Chris Bosh will not be a first-ballot Hall of Famer. Bosh, 35, was not one of the eight finalists named Friday at All-Star Weekend in Chicago for induction into the Naismith Memorial Basketball Hall of Fame. Bosh still has time to get into the Hall of Fame and he’s expected to get inducted at some point, but 2020 marked the first year he was eligible for consideration after his playing career came to an end in 2016.
Chris Bosh: This was my last picture with you at the 2019 World Cup. We had dinner that night afterwards and we had a legendary night just hanging at the dinner table. We talked all night about writing, storytelling, film, books, music and the game. You told me how you were going to win another Oscar and a Tony award for things you had in the works. You talked about how GiGi is a beast on the court and how fundamentally sound she was and how she had every move down at her young age. I was just soaking up as much of your greatness as I could. We talked about your scheduled days and how you put everything in to being a father, coach and executive among other things and how to balance it all.

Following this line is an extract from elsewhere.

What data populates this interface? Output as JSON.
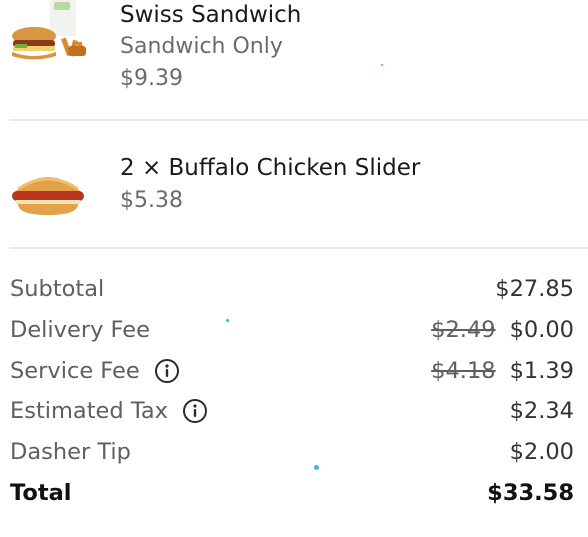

I enjoyed our convos and I took so much to try and learn from you for my next chapter in life after ball.I find myself racking my brain trying to remember your words that night because I just knew there would be another conversation and I’d have even more questions to ask you the next time we met up. You’ve set the standard for excellence around the world. I cherish the moments we had man. Most importantly I pray for strength for your wife & kids. This one hurts really bad. Going forward I know you’ll be that voice pushing me and others to do more when we’re tired and think we have nothing left to give. Rest In Peace my brother.Going forward I know you’ll be that voice pushing me and others to do more when we’re tired and think we have nothing left to give. Rest In Peace my brother.Going forward I know you’ll be that voice pushing me and others to do more when we’re tired and think we have nothing left to give. Rest In Peace my brother.

In addition to Bryant, Duncan, Garnett and Bosh, other players nominated for the first time this year include Shawn Marion, Michael Finley, Mark Eaton and Buck Williams. Meanwhile, Chauncey Billups, Mark Jackson, Tim Hardaway, Richard Hamilton, Chris Webber, Ben Wallace and Marcus Camby are among those on the ballot who have been nominated multiple times.

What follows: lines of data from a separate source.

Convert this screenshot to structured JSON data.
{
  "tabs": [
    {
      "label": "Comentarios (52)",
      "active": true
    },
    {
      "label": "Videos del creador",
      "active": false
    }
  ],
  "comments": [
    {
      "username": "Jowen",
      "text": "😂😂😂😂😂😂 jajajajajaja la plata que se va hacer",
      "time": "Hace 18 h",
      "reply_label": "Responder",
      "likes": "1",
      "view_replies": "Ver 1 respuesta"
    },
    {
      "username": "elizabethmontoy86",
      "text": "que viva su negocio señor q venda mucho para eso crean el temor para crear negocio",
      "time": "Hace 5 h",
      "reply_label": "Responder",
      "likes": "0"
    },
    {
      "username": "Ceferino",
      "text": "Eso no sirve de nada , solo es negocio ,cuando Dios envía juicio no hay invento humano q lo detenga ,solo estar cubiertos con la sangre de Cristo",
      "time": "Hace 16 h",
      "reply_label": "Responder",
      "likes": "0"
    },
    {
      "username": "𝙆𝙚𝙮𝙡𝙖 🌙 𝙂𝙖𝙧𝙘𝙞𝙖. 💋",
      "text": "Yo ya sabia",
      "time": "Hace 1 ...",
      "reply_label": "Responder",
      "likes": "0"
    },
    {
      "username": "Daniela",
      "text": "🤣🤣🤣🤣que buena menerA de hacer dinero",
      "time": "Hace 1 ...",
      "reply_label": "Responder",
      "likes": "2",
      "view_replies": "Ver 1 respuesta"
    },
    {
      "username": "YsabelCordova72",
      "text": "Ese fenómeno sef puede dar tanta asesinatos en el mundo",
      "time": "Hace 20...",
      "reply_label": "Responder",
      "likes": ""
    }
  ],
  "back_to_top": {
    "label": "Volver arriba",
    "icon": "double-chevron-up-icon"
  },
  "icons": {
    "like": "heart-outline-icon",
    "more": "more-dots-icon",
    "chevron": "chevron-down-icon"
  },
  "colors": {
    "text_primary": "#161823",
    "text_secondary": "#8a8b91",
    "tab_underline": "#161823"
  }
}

Are you a Hall of Famer? Kevin Love: It’s too early to tell. I don’t feel like my story is finished. I’m 31. Yeah, I’m 12 years in. Went to four straight (NBA) Finals, was hurt last year. I feel so good, I really do. I feel like I have so much more to give. I don’t know if after this contract it’ll be two more years, I don’t know. But I have a number of really, really good years left in me. I think I still have work to do. Sometimes I bring it up or I’ve brought it up talking about other players. And people say, “You’re in.” I’m like, “No, I’m not.” I don’t think so. If they’re talking about Chris Bosh? Chris Bosh is a m———— Hall of Famer. Carmelo Anthony is a Hall of Famer. If Tracy McGrady is a Hall of Famer, Carmelo Anthony is a Hall of Famer. He’s won three Olympic gold medals, 10-time All-Star, All-NBA, scoring champ. C’mon now. He’s in.

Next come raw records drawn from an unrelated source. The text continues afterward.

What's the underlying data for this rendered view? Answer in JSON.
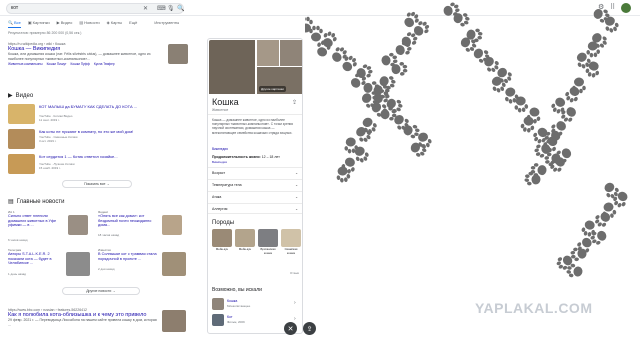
{
  "search": {
    "query": "кот",
    "tabs": [
      "Все",
      "Картинки",
      "Видео",
      "Новости",
      "Карты",
      "Ещё",
      "Инструменты"
    ]
  },
  "stats": "Результатов: примерно 86 200 000 (0,56 сек.)",
  "wiki": {
    "url": "https://ru.wikipedia.org › wiki › Кошка",
    "title": "Кошка — Википедия",
    "snippet": "Кошка, или домашняя кошка (лат. Félis silvéstris cátus), — домашнее животное, одно из наиболее популярных «животных-компаньонов»...",
    "links": [
      "Животные-компаньоны",
      "Кошки Пишут",
      "Кошки Пуфф",
      "Кукла Твифер"
    ]
  },
  "videos": {
    "heading": "Видео",
    "items": [
      {
        "title": "КОТ МАЛЫШ да БУМАГУ КАК СДЕЛАТЬ ДО КОТА ...",
        "src": "YouTube · Котики Видео",
        "date": "11 сент. 2019 г."
      },
      {
        "title": "Как коты не пускают в комнату, но это же мой дом!",
        "src": "YouTube · Смешные Котики",
        "date": "3 окт. 2019 г."
      },
      {
        "title": "Кот сердится 1 — Котик ответил хозяйке...",
        "src": "YouTube · Лучшие Котики",
        "date": "15 нояб. 2019 г."
      }
    ],
    "more": "Показать все"
  },
  "news": {
    "heading": "Главные новости",
    "items": [
      {
        "src": "ИА 1",
        "title": "Сильно ответ пленили домашних животных в Уфе уфимки — в ...",
        "time": "6 часов назад"
      },
      {
        "src": "Яндекс",
        "title": "«Опять все как дома»: кот бездомный почти неожиданно дома...",
        "time": "18 часов назад"
      },
      {
        "src": "Телеграм",
        "title": "Авторы S.T.A.L.K.E.R. 2 показали кота — будет в Челябинске ...",
        "time": "1 день назад"
      },
      {
        "src": "Известия",
        "title": "В Солнышке кот с трамвая стала порядочной в проекте ...",
        "time": "2 дня назад"
      }
    ],
    "more": "Другие новости"
  },
  "result2": {
    "url": "https://www.bbc.com › russian › features-56226412",
    "title": "Как я полюбила кота-облизышка и к чему это привело",
    "snippet": "29 февр. 2021 г. — Переводчица Лиссабона на нашем сайте привела кошку в дом, которая ..."
  },
  "panel": {
    "title": "Кошка",
    "subtitle": "Животное",
    "photo_label": "Другие картинки",
    "desc": "Кошка — домашнее животное, одно из наиболее популярных «животных-компаньонов». С точки зрения научной систематики, домашняя кошка — млекопитающее семейства кошачьих отряда хищных.",
    "source": "Википедия",
    "lifespan_label": "Продолжительность жизни:",
    "lifespan_value": "12 – 18 лет",
    "lifespan_src": "Википедия",
    "rows": [
      "Возраст",
      "Температура тела",
      "Атака",
      "Аллергия"
    ],
    "breeds_heading": "Породы",
    "breeds": [
      "Мейн-кун",
      "Мейн-кун",
      "Британская кошка",
      "Сиамская кошка"
    ],
    "more_label": "Отзыв",
    "also_heading": "Возможно, вы искали",
    "also": [
      {
        "name": "Кошка",
        "desc": "Млекопитающее"
      },
      {
        "name": "Кот",
        "desc": "Фильм, 2009"
      }
    ]
  },
  "watermark": "YAPLAKAL.COM",
  "colors": {
    "link": "#1a0dab",
    "accent": "#1a73e8",
    "paw": "#6d6d6d"
  }
}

They moved on to Joel Embiid, but working around the schedule of an active player proved impossible. The studio gave them a list of retired players. They met with a few, including Chris Bosh, Josh Safdie said. Garnett’s name was on the list, too. They cringed. They agreed to meet with Garnett anyway. Garnett’s representatives told them they would have an hour. The meeting lasted three hours. Garnett regaled them with stories. He was different in person than he was on television and in media interviews.